Cornwall Ontario – Black market Marijuana sellers are shaking their heads at the Province of Ontario’s plans for recreational retail sales of weed.
Demand and ease of availability see prices as low as $50 per ounce for trimmings to only $100 per ounce for high quality BC bud.
Yet the province wants all of retail sales, in a fashion that is doomed to failure, and wants to charge Ontario residents close to $300 per ounce for the privilege.
Marijuana is easy to grow. As a matter of fact many in Ontario already do. The retail dispensary model was wildly popular because consumers could walk into a store; look at different strains and products, and sample them in small quantities with no issue.
But again, this is a province that monopolises alcohol sales too. The difference is that Marijuana is far too easy to produce. It can be grown in home kits now for as little as $20 per ounce.
So why is the province rolling this failure of a plan? Can it really be a cash grab if the public will simply stick to its Black Market sources or grow their own?
The province however will be using police and the justice system like a form of a brutal private army. Politics clearly are ruling this policy.
Unions are happy to be getting thousands of new jobs. As a matter of fact many “Budtenders” won’t be able to work for the province because of charges of those arrested in dispensary raids.
Marijuana costs taxpayers millions of dollars every year. The police and justice system budgets wouldn’t be able to justify their numbers if you simply removed Marijuana crimes. By implementing this new system it seems that arrests will actually increase. Some of the Draconian measure for example, related to Marijuana impaired driving are not equally being targeted to those on other substances like Opioids which is an epidemic that’s killing people.
We already have statistics from US states like Colorado that show little to no impact on accident rates since legalization. This isn’t new ground. There’s lots of case history to review before trying to implement a best practice scenario.
The layers of cost and lack of choice are also corrupt. Licensed producers, many with political connections and law enforcement on their boards or management are being favored over an industry that’s been around for generations. BC and Quebec in particular have their own reputations worldwide when it comes to the cultivation of marijuana and not all of the product is grown indoors where we’ve already seen multiple issues of harmful pesticides being used in the name of profit motives.
At the end of the day it comes down to a Mafia like cash grab by the province.
Frankly the province can’t really afford to sell Marijuana for much less because of the high overheads of licensed producers and the infrastructure being put in place, and sadly that will lead to more black market arrests and people leaving the province to greener pastures that don’t have such brutal marijuana laws, especially in creative fields like filmmaking where provinces like BC compete with Ontario and Quebec for big US production deals.
Today, as I write this piece, there’s a major meeting of Marie-France Lalonde, Minister of Community Safety and Correctional Services, Yasir Naqvi, Attorney General, law enforcement and public health officials as well as First Nations reps on what’s being termed Ontario’s Cannabis Legalization Enforcement Summit!

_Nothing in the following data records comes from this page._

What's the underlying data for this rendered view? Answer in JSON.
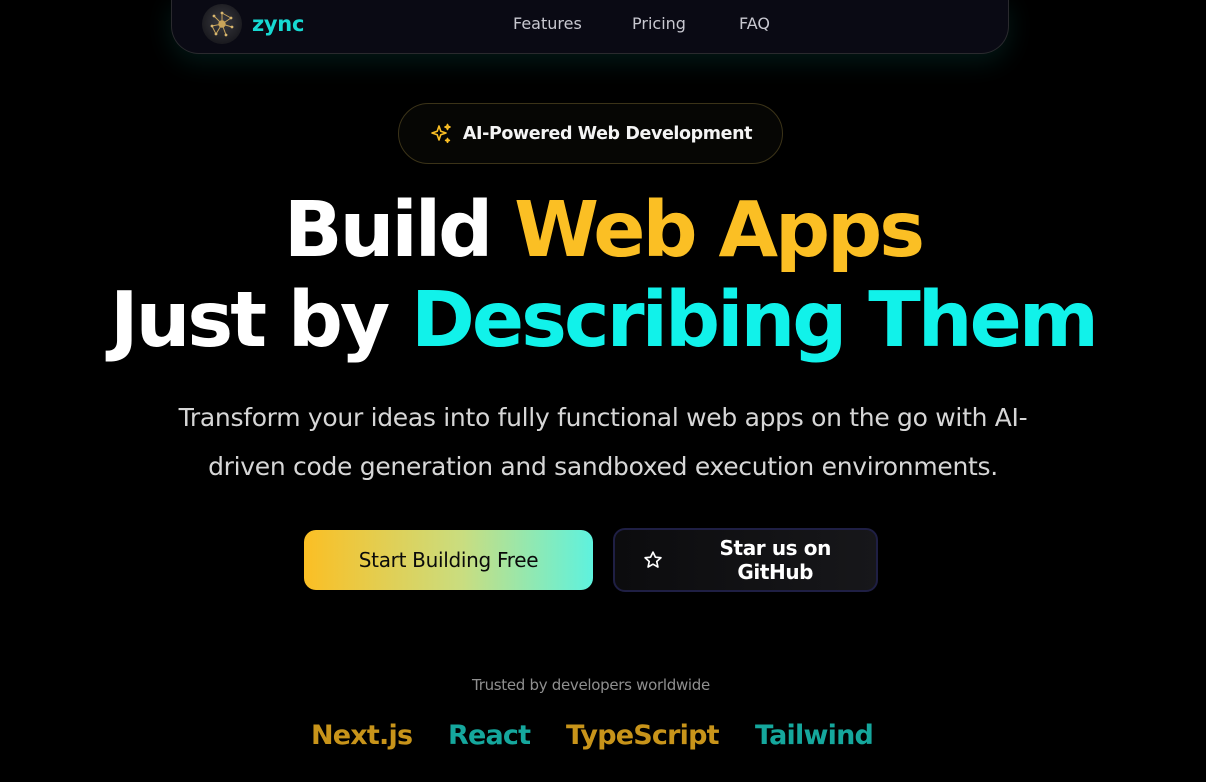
{
  "nav": {
    "brand": "zync",
    "links": [
      "Features",
      "Pricing",
      "FAQ"
    ]
  },
  "badge": {
    "icon": "sparkles-icon",
    "text": "AI-Powered Web Development"
  },
  "headline": {
    "line1_part1": "Build ",
    "line1_part2": "Web Apps",
    "line2_part1": "Just by ",
    "line2_part2": "Describing Them"
  },
  "subtitle": {
    "line1": "Transform your ideas into fully functional web apps on the go with AI-",
    "line2": "driven code generation and sandboxed execution environments."
  },
  "cta": {
    "primary": "Start Building Free",
    "secondary": "Star us on GitHub",
    "secondary_icon": "star-icon"
  },
  "trusted": {
    "label": "Trusted by developers worldwide",
    "items": [
      "Next.js",
      "React",
      "TypeScript",
      "Tailwind"
    ]
  },
  "colors": {
    "background": "#000000",
    "accent_yellow": "#fbbf24",
    "accent_cyan": "#11f2ea",
    "brand_teal": "#17d9d2"
  }
}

Enforcement is an essential piece of Ontario’s approach to the legalization of cannabis, and we are pleased to host such a broad group of partners to identify problems and solutions that will fit communities across the province.
The illegal cannabis market is worth approximately $7 billion a year with significant amounts funnelled to organized crime. We also know that other jurisdictions that have legalized cannabis have seen a spike in drug-impaired driving. That is unacceptable. Our shared goal throughout this summit, and in our ongoing conversations, is to get the information necessary to ensure our police services have the support, tools, and resources they need to keep our roads and communities safe.
We remain committed to working with our partners to ensure that illegal cannabis retail stores, such as dispensaries, are shut down as quickly as possible.
Today, our focus will be on identifying enforcement strategies that are in place, where gaps may exist, collaboration opportunities between governments, the enforcement community and other partners, and determining what support our government can provide in these areas. We are asking our partners to give us their insight and thoughts on enforcement involving drug-impaired driving, possession and public consumption, illegal storefronts, and the illicit market.
Is that some scary Orwellian type of language or what?
Meanwhile in provinces like BC the edibles industry is booming as well as other areas from skin treatments, pet products, and all varieties of Marijuana are being cultivated and creating jobs.
Does anyone think Ontario’s plan will work or just create more havoc in people’s lives as more are charged which will impact their careers and ultimately the economy?
What do you think dear CFN viewers? You can post your comments below.